Effective Advising for Postsecondary Students

At its most effective, advising is a collaborative process between a student and an advisor designed to help the student realize their educational potential. Most postsecondary institutions have historically used advisors to help students select and register for courses, but postsecondary institutions are increasingly asking advisors to play an instrumental role in helping students progress through college. This expanded advising role often involves ensuring students are connected to both academic supports and non-academic supports that  enable students to overcome barriers to persistence and completion.

The Effective Advising for Postsecondary Students practice guide (WWC 2022003), developed by the What Works Clearinghouse in conjunction with an expert panel, draws upon studies of effective postsecondary student advising systems and practices. After reviewing 168 studies of effective practices and based on their professional judgment, the expert panel believes the impacts of advising are magnified when advising is integrated within a broader structure of holistic student support. That is, support that meets students where they are developmentally, addresses their individual needs, leverages their strengths, and focuses on student learning and development.

Recommendations in this practice guide:

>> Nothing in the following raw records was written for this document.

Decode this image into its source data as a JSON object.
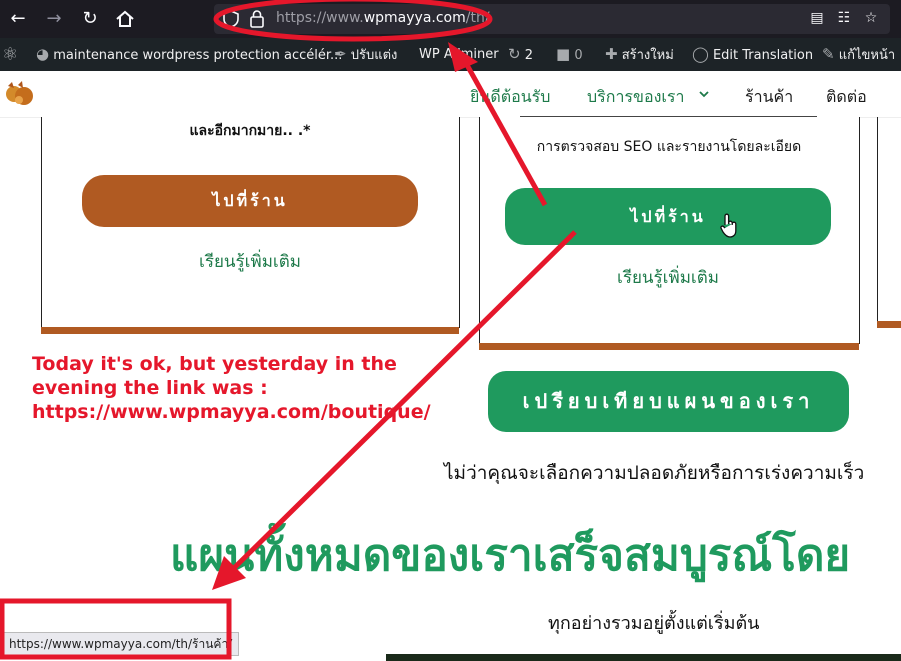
{
  "browser": {
    "back_icon": "arrow-left-icon",
    "forward_icon": "arrow-right-icon",
    "reload_icon": "reload-icon",
    "home_icon": "home-icon",
    "url_prefix": "https://www.",
    "url_host": "wpmayya.com",
    "url_path": "/th/"
  },
  "admin_bar": {
    "site_name": "maintenance wordpress protection accélér...",
    "customize": "ปรับแต่ง",
    "plugin": "WP Adminer",
    "updates": "2",
    "comments": "0",
    "new_item": "สร้างใหม่",
    "translate": "Edit Translation",
    "edit_page": "แก้ไขหน้า"
  },
  "header": {
    "menu": {
      "welcome": "ยินดีต้อนรับ",
      "services": "บริการของเรา",
      "shop": "ร้านค้า",
      "contact": "ติดต่อ"
    }
  },
  "cards": {
    "left": {
      "feature_text": "และอีกมากมาย.. .*",
      "shop_button": "ไปที่ร้าน",
      "learn_more": "เรียนรู้เพิ่มเติม"
    },
    "middle": {
      "feature_text": "การตรวจสอบ SEO และรายงานโดยละเอียด",
      "shop_button": "ไปที่ร้าน",
      "learn_more": "เรียนรู้เพิ่มเติม"
    }
  },
  "annotation": {
    "line1": "Today it's ok, but yesterday in the",
    "line2": "evening the link was :",
    "line3": "https://www.wpmayya.com/boutique/"
  },
  "compare_button": "เปรียบเทียบแผนของเรา",
  "tagline": "ไม่ว่าคุณจะเลือกความปลอดภัยหรือการเร่งความเร็ว",
  "big_heading": "แผนทั้งหมดของเราเสร็จสมบูรณ์โดย",
  "sub_heading": "ทุกอย่างรวมอยู่ตั้งแต่เริ่มต้น",
  "status_link": "https://www.wpmayya.com/th/ร้านค้า/",
  "colors": {
    "brown": "#b05a22",
    "green": "#1f9a5e",
    "red_annotation": "#e5172b"
  }
}
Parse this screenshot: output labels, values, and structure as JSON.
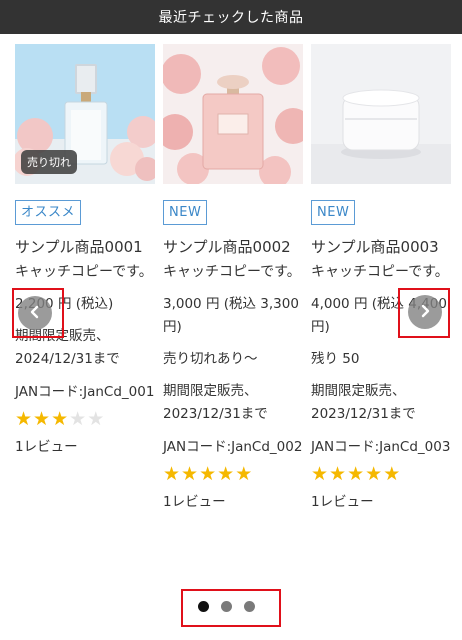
{
  "header": {
    "title": "最近チェックした商品"
  },
  "products": [
    {
      "badge": "オススメ",
      "sold_out_label": "売り切れ",
      "name": "サンプル商品0001",
      "catch_copy": "キャッチコピーです。",
      "price": "2,200 円 (税込)",
      "period": "期間限定販売、2024/12/31まで",
      "jan": "JANコード:JanCd_001",
      "rating": 3,
      "reviews": "1レビュー"
    },
    {
      "badge": "NEW",
      "name": "サンプル商品0002",
      "catch_copy": "キャッチコピーです。",
      "price": "3,000 円 (税込 3,300 円)",
      "stock": "売り切れあり～",
      "period": "期間限定販売、2023/12/31まで",
      "jan": "JANコード:JanCd_002",
      "rating": 5,
      "reviews": "1レビュー"
    },
    {
      "badge": "NEW",
      "name": "サンプル商品0003",
      "catch_copy": "キャッチコピーです。",
      "price": "4,000 円 (税込 4,400 円)",
      "stock": "残り 50",
      "period": "期間限定販売、2023/12/31まで",
      "jan": "JANコード:JanCd_003",
      "rating": 5,
      "reviews": "1レビュー"
    }
  ],
  "pagination": {
    "pages": 3,
    "current": 1
  },
  "colors": {
    "header_bg": "#333333",
    "badge": "#3a87c8",
    "star": "#f5b800",
    "highlight": "#e0101a"
  },
  "icons": {
    "prev": "chevron-left-icon",
    "next": "chevron-right-icon",
    "star": "star-icon"
  }
}
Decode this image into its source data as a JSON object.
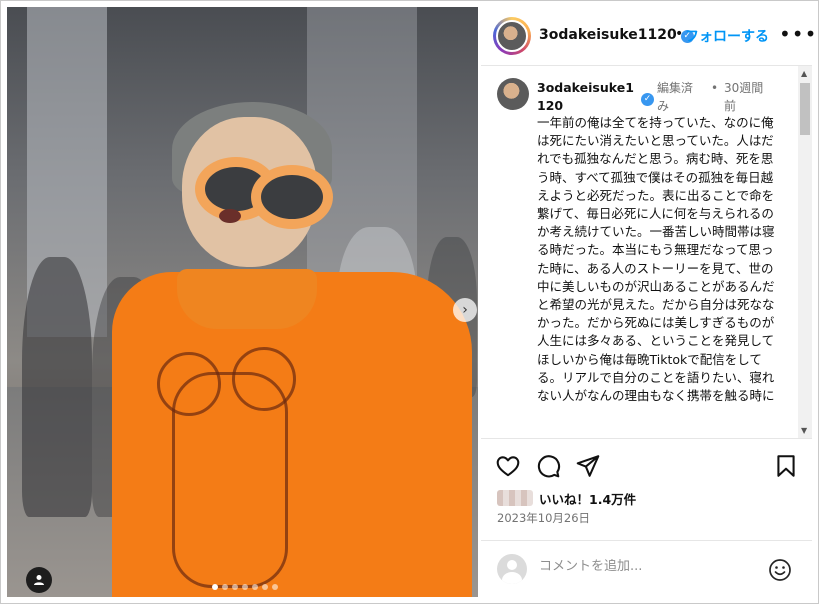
{
  "header": {
    "username": "3odakeisuke1120",
    "separator": "•",
    "follow_label": "フォローする",
    "more_label": "•••"
  },
  "caption": {
    "username": "3odakeisuke1120",
    "edited": "編集済み",
    "separator": "•",
    "time": "30週間前",
    "text": "一年前の俺は全てを持っていた、なのに俺は死にたい消えたいと思っていた。人はだれでも孤独なんだと思う。病む時、死を思う時、すべて孤独で僕はその孤独を毎日越えようと必死だった。表に出ることで命を繋げて、毎日必死に人に何を与えられるのか考え続けていた。一番苦しい時間帯は寝る時だった。本当にもう無理だなって思った時に、ある人のストーリーを見て、世の中に美しいものが沢山あることがあるんだと希望の光が見えた。だから自分は死ななかった。だから死ぬには美しすぎるものが人生には多々ある、ということを発見してほしいから俺は毎晩Tiktokで配信をしてる。リアルで自分のことを語りたい、寝れない人がなんの理由もなく携帯を触る時に"
  },
  "likes": {
    "text": "いいね！1.4万件"
  },
  "post_date": "2023年10月26日",
  "comment": {
    "placeholder": "コメントを追加..."
  },
  "carousel": {
    "current": 1,
    "total": 7
  },
  "icons": {
    "verified": "verified-badge-icon",
    "like": "heart-icon",
    "comment": "comment-bubble-icon",
    "share": "paper-plane-icon",
    "save": "bookmark-icon",
    "emoji": "smiley-icon",
    "next": "chevron-right-icon",
    "user_tag": "person-icon"
  },
  "colors": {
    "accent": "#0095f6",
    "verified": "#3897f0",
    "text": "#111111",
    "muted": "#737373"
  }
}
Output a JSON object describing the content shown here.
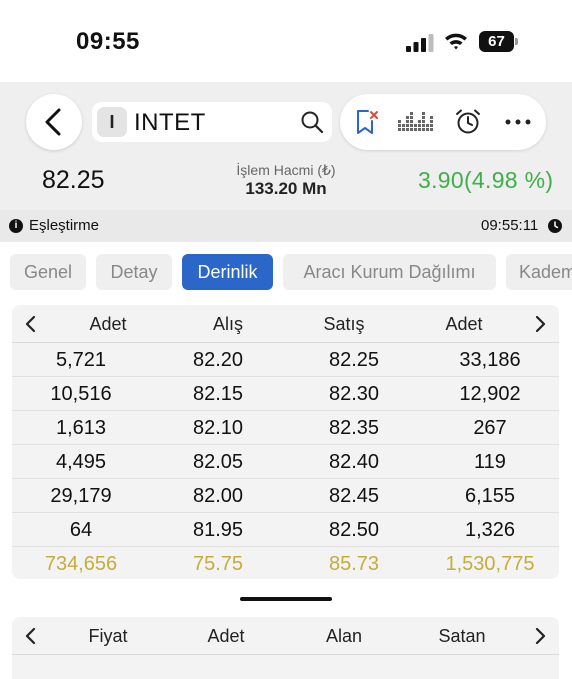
{
  "status_bar": {
    "time": "09:55",
    "battery": "67"
  },
  "header": {
    "symbol_badge": "I",
    "symbol": "INTET",
    "price": "82.25",
    "volume_label": "İşlem Hacmi (₺)",
    "volume_value": "133.20 Mn",
    "change": "3.90",
    "change_percent": "(4.98 %)",
    "change_color": "#3fae4b",
    "icons": [
      "back-icon",
      "search-icon",
      "bookmark-icon",
      "depth-grid-icon",
      "alarm-icon",
      "more-icon"
    ]
  },
  "match_bar": {
    "label": "Eşleştirme",
    "time": "09:55:11"
  },
  "tabs": [
    {
      "label": "Genel",
      "active": false
    },
    {
      "label": "Detay",
      "active": false
    },
    {
      "label": "Derinlik",
      "active": true
    },
    {
      "label": "Aracı Kurum Dağılımı",
      "active": false
    },
    {
      "label": "Kademe",
      "active": false
    }
  ],
  "depth": {
    "headers": [
      "Adet",
      "Alış",
      "Satış",
      "Adet"
    ],
    "rows": [
      [
        "5,721",
        "82.20",
        "82.25",
        "33,186"
      ],
      [
        "10,516",
        "82.15",
        "82.30",
        "12,902"
      ],
      [
        "1,613",
        "82.10",
        "82.35",
        "267"
      ],
      [
        "4,495",
        "82.05",
        "82.40",
        "119"
      ],
      [
        "29,179",
        "82.00",
        "82.45",
        "6,155"
      ],
      [
        "64",
        "81.95",
        "82.50",
        "1,326"
      ]
    ],
    "total": [
      "734,656",
      "75.75",
      "85.73",
      "1,530,775"
    ],
    "total_color": "#c5ad3c"
  },
  "trades": {
    "headers": [
      "Fiyat",
      "Adet",
      "Alan",
      "Satan"
    ]
  },
  "accent_color": "#2b67c8"
}
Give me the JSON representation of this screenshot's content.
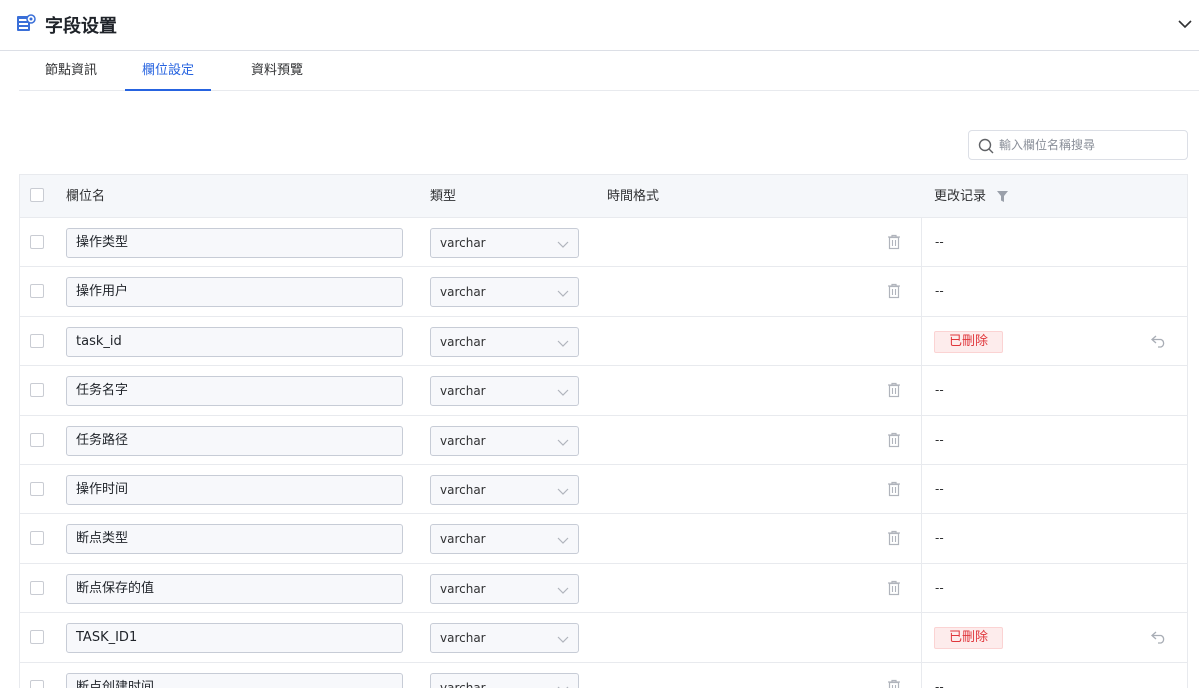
{
  "header": {
    "title": "字段设置",
    "icon": "table-settings-icon",
    "collapse_icon": "chevron-down-icon"
  },
  "tabs": [
    {
      "label": "節點資訊",
      "active": false
    },
    {
      "label": "欄位設定",
      "active": true
    },
    {
      "label": "資料預覽",
      "active": false
    }
  ],
  "search": {
    "placeholder": "輸入欄位名稱搜尋",
    "value": ""
  },
  "table": {
    "columns": {
      "name": "欄位名",
      "type": "類型",
      "time_format": "時間格式",
      "change_log": "更改记录"
    },
    "rows": [
      {
        "name": "操作类型",
        "type": "varchar",
        "status": "--",
        "deleted": false
      },
      {
        "name": "操作用户",
        "type": "varchar",
        "status": "--",
        "deleted": false
      },
      {
        "name": "task_id",
        "type": "varchar",
        "status": "已刪除",
        "deleted": true
      },
      {
        "name": "任务名字",
        "type": "varchar",
        "status": "--",
        "deleted": false
      },
      {
        "name": "任务路径",
        "type": "varchar",
        "status": "--",
        "deleted": false
      },
      {
        "name": "操作时间",
        "type": "varchar",
        "status": "--",
        "deleted": false
      },
      {
        "name": "断点类型",
        "type": "varchar",
        "status": "--",
        "deleted": false
      },
      {
        "name": "断点保存的值",
        "type": "varchar",
        "status": "--",
        "deleted": false
      },
      {
        "name": "TASK_ID1",
        "type": "varchar",
        "status": "已刪除",
        "deleted": true
      },
      {
        "name": "断点创建时间",
        "type": "varchar",
        "status": "--",
        "deleted": false
      }
    ]
  },
  "colors": {
    "accent": "#2663e0",
    "deleted_text": "#e0363b",
    "deleted_bg": "#fdecec"
  }
}
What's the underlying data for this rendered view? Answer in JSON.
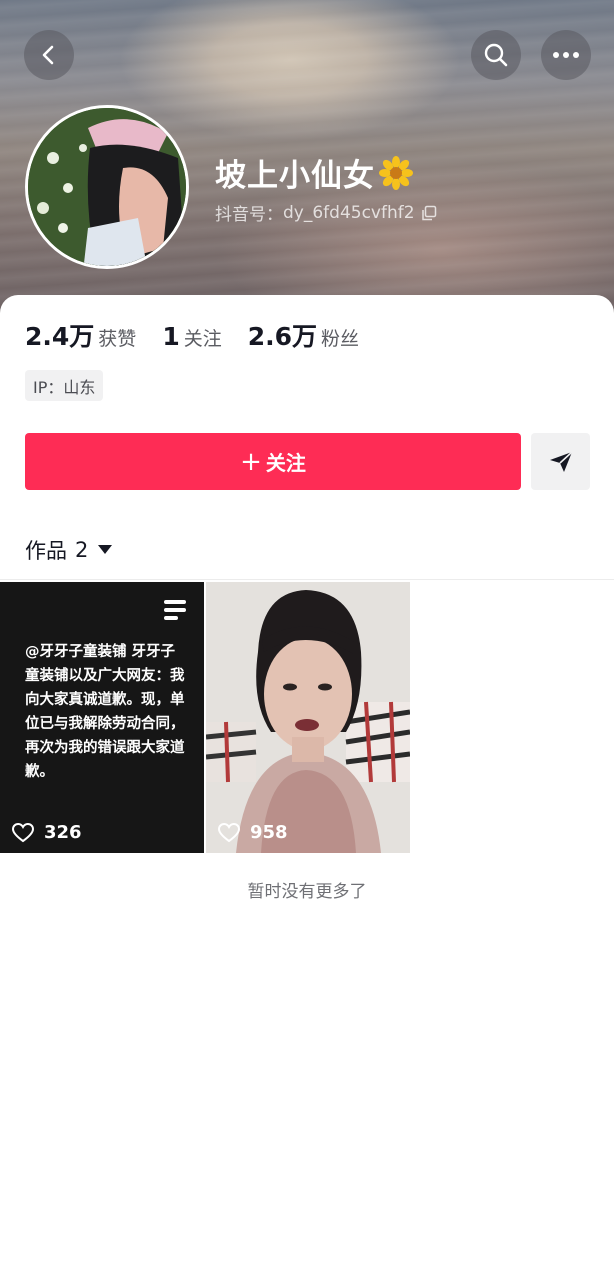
{
  "header": {
    "name": "坡上小仙女",
    "douyin_id_label": "抖音号：",
    "douyin_id": "dy_6fd45cvfhf2"
  },
  "stats": [
    {
      "value": "2.4万",
      "label": "获赞"
    },
    {
      "value": "1",
      "label": "关注"
    },
    {
      "value": "2.6万",
      "label": "粉丝"
    }
  ],
  "ip": "IP：山东",
  "follow_button": {
    "label": "关注"
  },
  "works": {
    "label": "作品",
    "count": "2"
  },
  "videos": [
    {
      "cover_text": "@牙牙子童装铺 牙牙子童装铺以及广大网友：我向大家真诚道歉。现，单位已与我解除劳动合同，再次为我的错误跟大家道歉。",
      "likes": "326"
    },
    {
      "likes": "958"
    }
  ],
  "footer": {
    "no_more": "暂时没有更多了"
  },
  "colors": {
    "accent": "#fe2c55",
    "text": "#161823",
    "muted": "#5b5c62"
  },
  "icons": [
    "back-icon",
    "search-icon",
    "more-icon",
    "flower-icon",
    "copy-icon",
    "share-icon",
    "caret-down-icon",
    "text-post-icon",
    "heart-icon"
  ]
}
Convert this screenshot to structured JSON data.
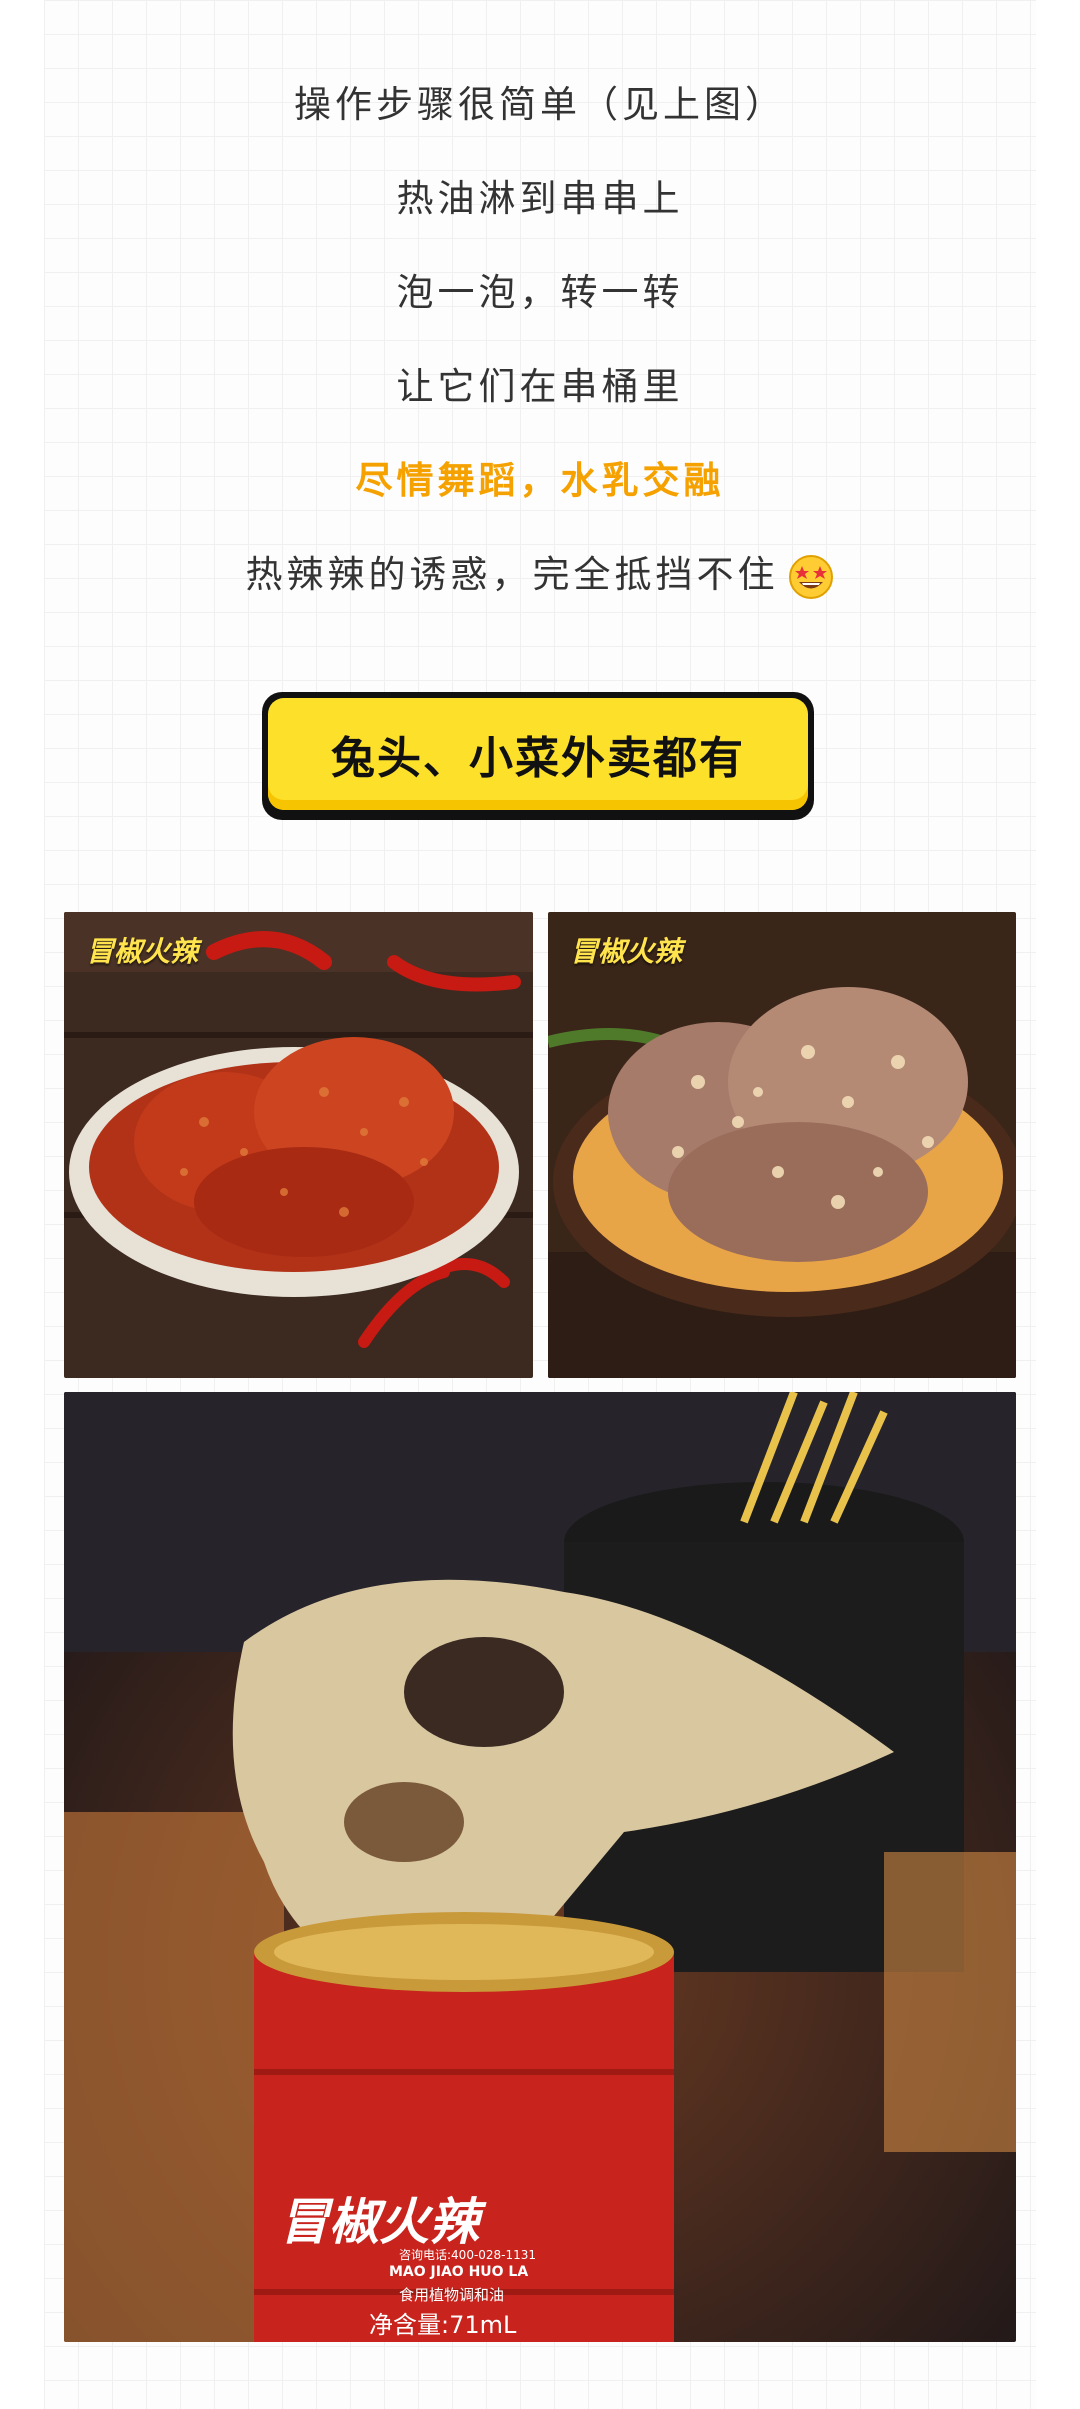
{
  "text_lines": [
    "操作步骤很简单（见上图）",
    "热油淋到串串上",
    "泡一泡，转一转",
    "让它们在串桶里",
    "尽情舞蹈，水乳交融",
    "热辣辣的诱惑，完全抵挡不住"
  ],
  "emoji": "star-eyes-emoji",
  "cta_button": {
    "label": "兔头、小菜外卖都有"
  },
  "photos": {
    "spicy_rabbit": {
      "logo": "冒椒火辣"
    },
    "garlic_rabbit": {
      "logo": "冒椒火辣"
    },
    "rabbit_head_can": {
      "brand": "冒椒火辣",
      "hotline": "咨询电话:400-028-1131",
      "pinyin": "MAO JIAO HUO LA",
      "product": "食用植物调和油",
      "net_content": "净含量:71mL"
    }
  },
  "colors": {
    "highlight": "#f5a100",
    "button_yellow": "#fde02a",
    "text": "#333333"
  }
}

  1. Intentionally design and deliver comprehensive, integrated advising that incorporates academic and non-academic supports to empower students to reach their educational goals. – Moderate Level of Evidence
  2. Transform advising to focus on the development of sustained, personalized relationships with individual students throughout their college career. – Strong Level of Evidence
  3. Use mentoring and coaching to enhance comprehensive, integrated advising in ways that support students’ achievement and progression. – Strong Level of Evidence
  4. Embed positive incentives in intentionally designed advising structures to encourage student participation and continued engagement. – Strong Level of Evidence

For more, see: https://ies.ed.gov/ncee/wwc/PracticeGuide/28